(c) contacting said charge mixture in a reaction zone with a catalyticamount of (i) said catalyst component in benzene and of (ii) diethyl aluminum chloride as cocatalyst Where molar ratio of Al compound to catalyst component is 2 to 20 thereby forming a terpolymer of ethylene, a C C alpha olefin, and a nonconjugated diolefin; and

(d) withdrawing said terpolymer as product.

13. A catalyst component consisting essentially of MX and VO(OR) in hydrocarbon, A, wherein M is titanium or vanadium, X is halide having an atomic number greater than 9 and R is a C -C alkyl hydrocarbon moiety, wherein said component has the formula MX -bVO(OR) -nA, where b is 0.1-5.0 and n is 0.5 to 3 14. A catalyst component as claimed in claim 13 consisting essentially of vanadium tetrachloride and trialkyl vanadate in a hydrocarbon solvent.

15. A catalyst component as claimed in claim consisting essentially of titanium tetrachloride and trialkyl vanadate in benzene.

16. A catalyst component comprising wherein M is vanadium or titanium, X is a halide having 12 an atomic number greater than 9, R is a C to C alkyl hydrocarbon moiety, b is 0.1-5.0, n is 0.5-3.0, and A is an aromatic or cycloaliphatic hydrocarbon.

17. A catalyst component comprising a solution, in an excess of hydrocarbon solvent A, of MX -bVO(OR) 'nA wherein M is vanadium or titanium, X is a halide having an atomic number greater than 9, R is a C to C alkyl hydrocarbon moiety, b is 0.1 to 5.0, n is 0.5-3.0, and A is an aromatic or cycloaliphatic hydrocarbon.

18. A catalyst component comprising, in solution in an excess of benzene, VCl -2VO(OR) -C H wherein R is a C to C alkyl hydrocarbon.

19. A catalyst component comprising, in solution in an excess of benzene, TiC1 -2VO (OR) -C H wherein R is a C to C alkyl hydrocarbon.

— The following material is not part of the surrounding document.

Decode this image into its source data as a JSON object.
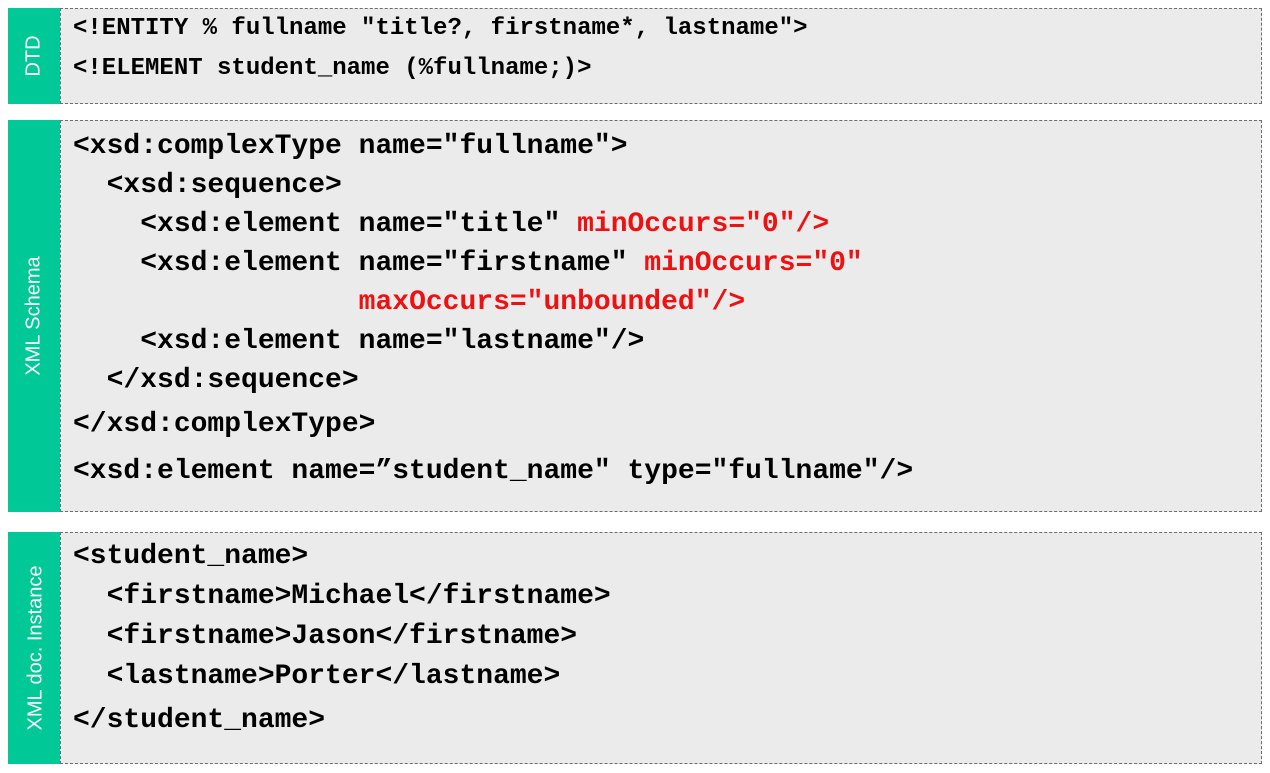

References Cited UNITED STATES PATENTS 3.218,266 11/1965 Ludlum 252-429 3,308,112 3/1967 Ludlum 26094.9

3,328,381 6/1967 Borman 26094.9

3,567,653 3/1971 Wagensommer et al. 252429 JOSEPH L. SCHOFER, Primary Examiner R. S. BENJAMIN, Assistant Examiner US. Cl. X.R.

Referenced by
Citing PatentFiling datePublication dateApplicantTitle
US4008358 *Jun 26, 1975Feb 15, 1977Mitsubishi Chemical Industries Ltd.Process for polymerizing olefin
US4199475 *Sep 22, 1978Apr 22, 1980Phillips Petroleum CompanyCatalyst for producing polymers of ethylene
Classifications
U.S. Classification526/116, 526/119, 502/103, 502/113, 526/339, 526/282
International ClassificationC08F210/00, C08F4/68
Cooperative ClassificationC08F210/00
European ClassificationC08F210/00